* ABOUT THIS EXERCISE *
Within the records, find every line that includes the word "fabric" and copy it.

********

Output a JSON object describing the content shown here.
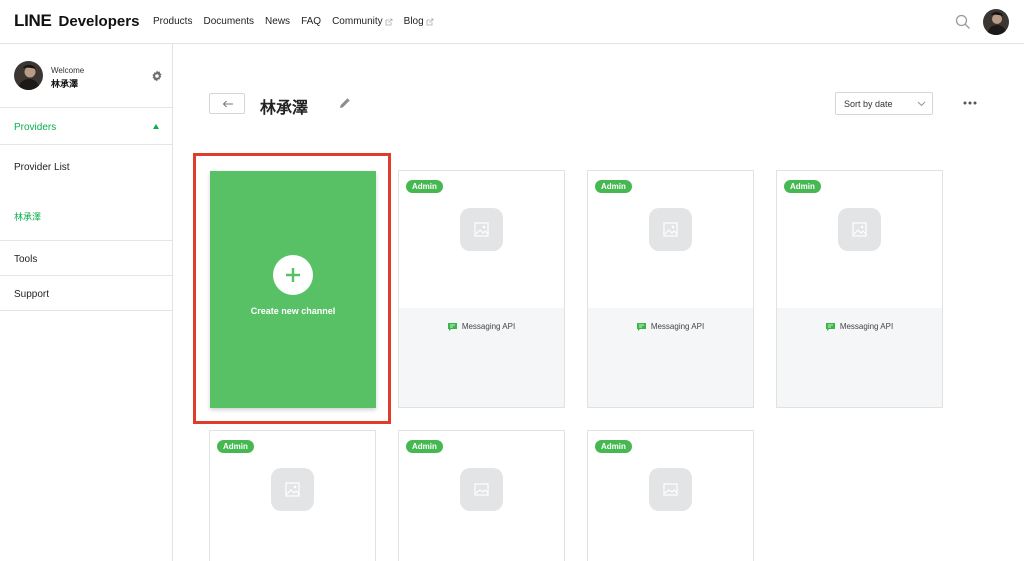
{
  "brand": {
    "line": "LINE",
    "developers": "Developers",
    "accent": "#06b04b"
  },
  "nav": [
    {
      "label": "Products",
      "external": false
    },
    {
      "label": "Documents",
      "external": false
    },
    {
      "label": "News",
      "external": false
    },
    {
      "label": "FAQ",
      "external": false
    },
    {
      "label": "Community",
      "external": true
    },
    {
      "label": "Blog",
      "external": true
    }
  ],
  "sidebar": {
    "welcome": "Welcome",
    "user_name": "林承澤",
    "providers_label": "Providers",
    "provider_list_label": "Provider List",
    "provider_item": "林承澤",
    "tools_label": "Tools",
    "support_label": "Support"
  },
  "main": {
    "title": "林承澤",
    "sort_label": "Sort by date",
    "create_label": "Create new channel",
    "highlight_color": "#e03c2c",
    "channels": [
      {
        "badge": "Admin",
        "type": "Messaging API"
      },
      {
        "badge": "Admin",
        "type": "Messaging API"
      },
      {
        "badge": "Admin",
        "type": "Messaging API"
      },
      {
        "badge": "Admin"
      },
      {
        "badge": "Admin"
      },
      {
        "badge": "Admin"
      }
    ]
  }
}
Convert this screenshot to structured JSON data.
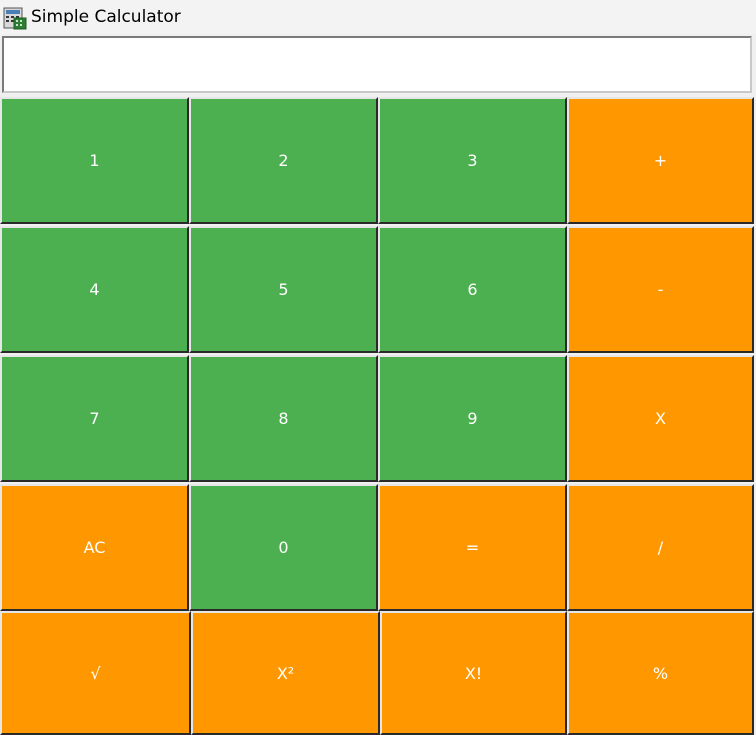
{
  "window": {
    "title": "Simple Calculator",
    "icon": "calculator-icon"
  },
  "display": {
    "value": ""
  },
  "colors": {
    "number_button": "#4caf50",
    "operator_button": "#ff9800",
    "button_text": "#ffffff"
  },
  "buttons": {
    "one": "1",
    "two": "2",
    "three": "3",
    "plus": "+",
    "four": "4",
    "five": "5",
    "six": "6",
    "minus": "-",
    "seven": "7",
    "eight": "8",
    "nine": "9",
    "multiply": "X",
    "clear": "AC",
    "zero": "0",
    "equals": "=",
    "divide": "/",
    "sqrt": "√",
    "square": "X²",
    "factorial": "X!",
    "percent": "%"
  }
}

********

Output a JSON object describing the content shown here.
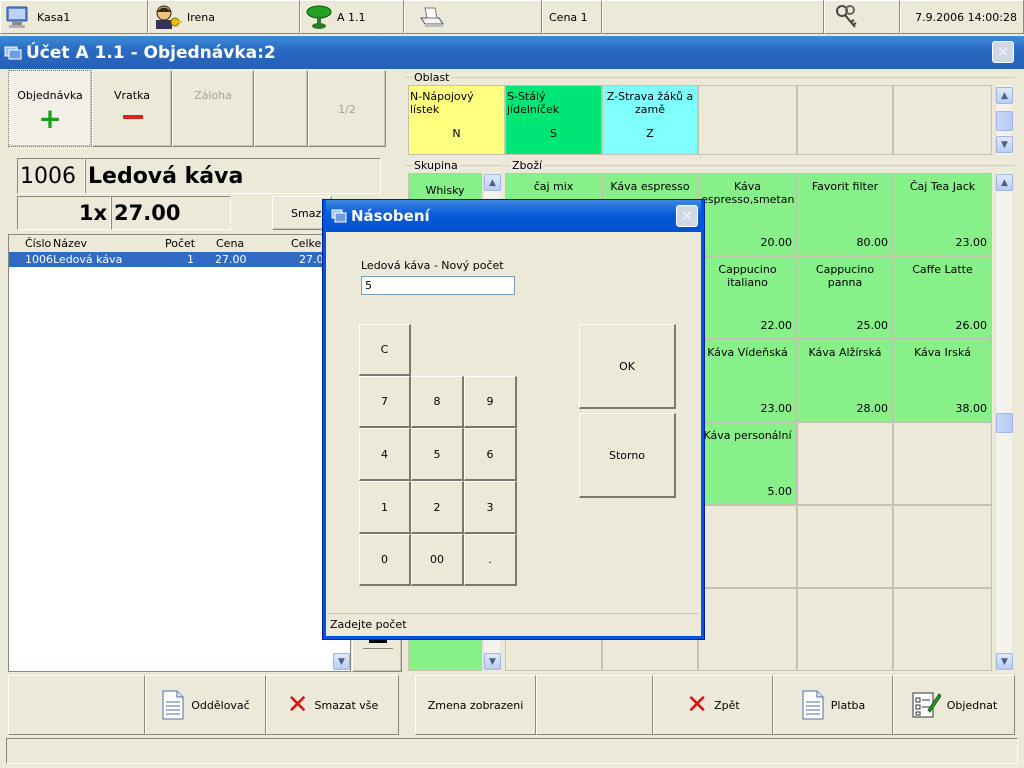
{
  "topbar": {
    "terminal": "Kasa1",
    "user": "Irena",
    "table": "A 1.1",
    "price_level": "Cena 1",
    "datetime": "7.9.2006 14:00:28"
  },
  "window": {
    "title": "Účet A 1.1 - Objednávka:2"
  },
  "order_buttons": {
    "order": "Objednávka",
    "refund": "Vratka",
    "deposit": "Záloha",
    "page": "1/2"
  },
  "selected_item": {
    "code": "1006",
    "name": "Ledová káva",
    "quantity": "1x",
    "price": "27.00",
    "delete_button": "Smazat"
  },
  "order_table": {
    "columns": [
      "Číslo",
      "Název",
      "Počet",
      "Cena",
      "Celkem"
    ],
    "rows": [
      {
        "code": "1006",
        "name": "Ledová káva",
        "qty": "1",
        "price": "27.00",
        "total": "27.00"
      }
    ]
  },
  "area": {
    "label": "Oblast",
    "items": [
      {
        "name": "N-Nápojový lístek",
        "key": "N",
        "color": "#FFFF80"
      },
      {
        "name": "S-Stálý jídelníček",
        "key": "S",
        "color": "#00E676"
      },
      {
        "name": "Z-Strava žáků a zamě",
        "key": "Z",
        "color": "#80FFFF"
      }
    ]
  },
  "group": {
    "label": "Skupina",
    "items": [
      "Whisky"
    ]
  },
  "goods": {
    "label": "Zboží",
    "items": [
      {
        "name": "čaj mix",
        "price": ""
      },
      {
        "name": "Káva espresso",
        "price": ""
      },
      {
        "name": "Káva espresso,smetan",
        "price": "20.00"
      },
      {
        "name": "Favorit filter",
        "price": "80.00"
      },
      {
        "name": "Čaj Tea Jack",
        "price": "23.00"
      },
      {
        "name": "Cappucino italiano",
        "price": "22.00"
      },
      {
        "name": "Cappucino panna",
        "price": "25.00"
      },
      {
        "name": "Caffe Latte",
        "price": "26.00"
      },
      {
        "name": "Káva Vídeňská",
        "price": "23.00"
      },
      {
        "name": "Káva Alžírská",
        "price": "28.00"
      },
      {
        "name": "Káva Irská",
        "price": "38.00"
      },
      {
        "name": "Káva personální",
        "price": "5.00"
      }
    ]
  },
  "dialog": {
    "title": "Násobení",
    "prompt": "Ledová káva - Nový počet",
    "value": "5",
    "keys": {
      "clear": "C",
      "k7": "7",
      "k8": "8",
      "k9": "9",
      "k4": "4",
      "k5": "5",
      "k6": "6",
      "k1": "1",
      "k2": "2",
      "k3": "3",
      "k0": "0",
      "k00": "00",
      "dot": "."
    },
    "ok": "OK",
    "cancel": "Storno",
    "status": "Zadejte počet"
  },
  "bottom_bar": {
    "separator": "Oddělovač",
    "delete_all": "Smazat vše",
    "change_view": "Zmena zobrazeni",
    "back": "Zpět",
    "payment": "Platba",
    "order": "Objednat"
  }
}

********

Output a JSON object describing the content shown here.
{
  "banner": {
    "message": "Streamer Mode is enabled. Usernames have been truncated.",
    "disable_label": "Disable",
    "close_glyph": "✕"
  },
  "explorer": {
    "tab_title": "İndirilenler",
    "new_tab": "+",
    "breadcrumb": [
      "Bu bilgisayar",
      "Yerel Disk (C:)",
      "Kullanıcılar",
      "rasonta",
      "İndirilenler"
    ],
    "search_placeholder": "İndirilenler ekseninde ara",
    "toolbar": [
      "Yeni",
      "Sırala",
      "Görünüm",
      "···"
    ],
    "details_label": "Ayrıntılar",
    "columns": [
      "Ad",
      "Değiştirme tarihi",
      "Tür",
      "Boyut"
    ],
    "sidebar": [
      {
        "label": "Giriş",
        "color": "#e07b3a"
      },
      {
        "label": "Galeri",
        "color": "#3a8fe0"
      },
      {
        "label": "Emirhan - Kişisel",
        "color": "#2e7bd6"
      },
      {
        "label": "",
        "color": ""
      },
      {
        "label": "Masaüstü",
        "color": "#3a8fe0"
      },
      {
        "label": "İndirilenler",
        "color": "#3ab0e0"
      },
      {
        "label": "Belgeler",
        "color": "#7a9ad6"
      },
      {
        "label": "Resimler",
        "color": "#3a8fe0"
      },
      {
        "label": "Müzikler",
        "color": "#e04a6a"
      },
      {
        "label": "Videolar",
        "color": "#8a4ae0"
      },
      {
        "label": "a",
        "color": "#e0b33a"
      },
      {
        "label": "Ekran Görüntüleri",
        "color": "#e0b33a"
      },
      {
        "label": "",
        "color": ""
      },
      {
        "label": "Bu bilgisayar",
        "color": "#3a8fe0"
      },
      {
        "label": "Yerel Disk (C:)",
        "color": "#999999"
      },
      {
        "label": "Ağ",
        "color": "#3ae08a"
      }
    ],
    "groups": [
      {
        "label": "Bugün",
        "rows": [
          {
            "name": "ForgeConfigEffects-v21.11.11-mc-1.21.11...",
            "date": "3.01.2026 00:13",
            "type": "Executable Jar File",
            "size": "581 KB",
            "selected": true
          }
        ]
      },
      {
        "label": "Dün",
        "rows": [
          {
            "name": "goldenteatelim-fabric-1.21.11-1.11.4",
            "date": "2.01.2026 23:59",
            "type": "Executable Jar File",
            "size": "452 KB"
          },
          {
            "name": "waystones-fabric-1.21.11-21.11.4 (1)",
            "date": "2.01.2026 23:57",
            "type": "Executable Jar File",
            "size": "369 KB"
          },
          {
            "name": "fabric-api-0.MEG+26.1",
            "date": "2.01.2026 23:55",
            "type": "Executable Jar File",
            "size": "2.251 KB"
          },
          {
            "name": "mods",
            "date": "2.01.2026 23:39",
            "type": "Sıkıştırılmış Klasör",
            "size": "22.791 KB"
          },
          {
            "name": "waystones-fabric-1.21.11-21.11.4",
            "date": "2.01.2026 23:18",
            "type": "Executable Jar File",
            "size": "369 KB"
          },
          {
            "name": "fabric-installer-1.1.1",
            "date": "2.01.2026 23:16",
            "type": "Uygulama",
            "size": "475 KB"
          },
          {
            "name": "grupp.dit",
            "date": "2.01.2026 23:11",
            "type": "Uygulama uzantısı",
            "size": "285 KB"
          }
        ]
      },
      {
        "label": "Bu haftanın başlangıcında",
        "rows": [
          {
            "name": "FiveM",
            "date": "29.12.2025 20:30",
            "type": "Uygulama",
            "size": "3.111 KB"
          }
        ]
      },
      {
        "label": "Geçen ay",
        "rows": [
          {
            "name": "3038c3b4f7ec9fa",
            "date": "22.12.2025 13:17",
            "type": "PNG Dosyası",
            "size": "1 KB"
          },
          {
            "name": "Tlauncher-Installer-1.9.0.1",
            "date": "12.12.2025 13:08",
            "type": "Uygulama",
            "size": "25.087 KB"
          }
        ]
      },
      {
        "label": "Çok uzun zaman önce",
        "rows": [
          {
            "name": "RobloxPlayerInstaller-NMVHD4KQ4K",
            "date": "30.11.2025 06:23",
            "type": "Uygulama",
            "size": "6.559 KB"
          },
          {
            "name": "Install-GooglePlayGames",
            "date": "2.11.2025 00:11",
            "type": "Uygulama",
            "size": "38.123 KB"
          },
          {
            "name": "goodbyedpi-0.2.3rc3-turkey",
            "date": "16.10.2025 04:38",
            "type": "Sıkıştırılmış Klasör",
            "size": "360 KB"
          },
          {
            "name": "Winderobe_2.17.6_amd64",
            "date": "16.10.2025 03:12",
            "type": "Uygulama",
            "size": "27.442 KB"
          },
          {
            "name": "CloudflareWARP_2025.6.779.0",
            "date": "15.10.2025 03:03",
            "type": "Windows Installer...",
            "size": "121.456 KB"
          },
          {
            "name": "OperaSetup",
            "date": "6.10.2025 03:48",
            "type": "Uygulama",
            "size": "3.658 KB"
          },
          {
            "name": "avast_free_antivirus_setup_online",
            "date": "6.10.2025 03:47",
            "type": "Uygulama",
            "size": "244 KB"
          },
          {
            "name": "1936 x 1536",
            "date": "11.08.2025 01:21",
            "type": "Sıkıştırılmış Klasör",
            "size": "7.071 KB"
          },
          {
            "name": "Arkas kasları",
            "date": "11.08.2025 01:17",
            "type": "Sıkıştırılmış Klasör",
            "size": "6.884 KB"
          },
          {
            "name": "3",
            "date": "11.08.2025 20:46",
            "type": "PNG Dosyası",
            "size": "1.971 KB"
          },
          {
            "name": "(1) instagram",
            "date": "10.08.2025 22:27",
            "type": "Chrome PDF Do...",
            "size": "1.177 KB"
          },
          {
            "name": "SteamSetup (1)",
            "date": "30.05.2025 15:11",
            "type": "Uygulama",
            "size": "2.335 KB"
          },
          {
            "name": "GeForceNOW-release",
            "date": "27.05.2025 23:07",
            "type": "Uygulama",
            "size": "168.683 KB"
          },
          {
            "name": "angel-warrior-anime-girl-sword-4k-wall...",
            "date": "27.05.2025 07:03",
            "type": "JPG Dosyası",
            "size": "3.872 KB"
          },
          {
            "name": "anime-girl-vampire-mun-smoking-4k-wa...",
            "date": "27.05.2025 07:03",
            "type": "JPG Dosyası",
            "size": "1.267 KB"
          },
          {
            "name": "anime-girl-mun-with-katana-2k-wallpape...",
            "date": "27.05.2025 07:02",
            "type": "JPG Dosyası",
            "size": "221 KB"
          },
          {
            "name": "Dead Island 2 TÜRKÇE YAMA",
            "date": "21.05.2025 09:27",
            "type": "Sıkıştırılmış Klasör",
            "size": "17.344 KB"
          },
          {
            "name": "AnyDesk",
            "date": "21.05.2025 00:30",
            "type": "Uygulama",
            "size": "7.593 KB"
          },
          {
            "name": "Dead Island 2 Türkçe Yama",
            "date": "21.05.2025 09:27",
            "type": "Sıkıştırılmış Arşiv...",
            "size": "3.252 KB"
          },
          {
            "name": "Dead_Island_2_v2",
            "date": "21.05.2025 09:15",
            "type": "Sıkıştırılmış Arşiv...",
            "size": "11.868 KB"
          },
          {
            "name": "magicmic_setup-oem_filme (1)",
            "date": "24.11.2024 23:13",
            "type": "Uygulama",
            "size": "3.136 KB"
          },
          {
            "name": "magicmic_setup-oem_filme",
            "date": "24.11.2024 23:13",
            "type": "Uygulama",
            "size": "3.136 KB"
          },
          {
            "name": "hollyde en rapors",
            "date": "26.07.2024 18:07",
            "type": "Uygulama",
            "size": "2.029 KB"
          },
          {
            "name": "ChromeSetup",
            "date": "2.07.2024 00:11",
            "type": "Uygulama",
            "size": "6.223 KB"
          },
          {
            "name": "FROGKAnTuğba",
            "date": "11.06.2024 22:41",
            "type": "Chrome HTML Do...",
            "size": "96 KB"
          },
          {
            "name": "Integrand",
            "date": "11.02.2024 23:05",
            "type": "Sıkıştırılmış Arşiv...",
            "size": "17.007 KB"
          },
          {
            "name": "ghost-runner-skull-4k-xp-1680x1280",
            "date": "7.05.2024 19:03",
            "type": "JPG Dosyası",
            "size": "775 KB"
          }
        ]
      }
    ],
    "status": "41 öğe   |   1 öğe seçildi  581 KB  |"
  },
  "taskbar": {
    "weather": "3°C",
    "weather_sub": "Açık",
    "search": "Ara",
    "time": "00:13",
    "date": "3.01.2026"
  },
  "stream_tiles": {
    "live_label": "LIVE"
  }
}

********

* RESPONSE TO THIS EXERCISE *
            "name": "goldenteatelim-fabric-1.21.11-1.11.4",
            "name": "waystones-fabric-1.21.11-21.11.4 (1)",
            "name": "fabric-api-0.MEG+26.1",
            "name": "waystones-fabric-1.21.11-21.11.4",
            "name": "fabric-installer-1.1.1",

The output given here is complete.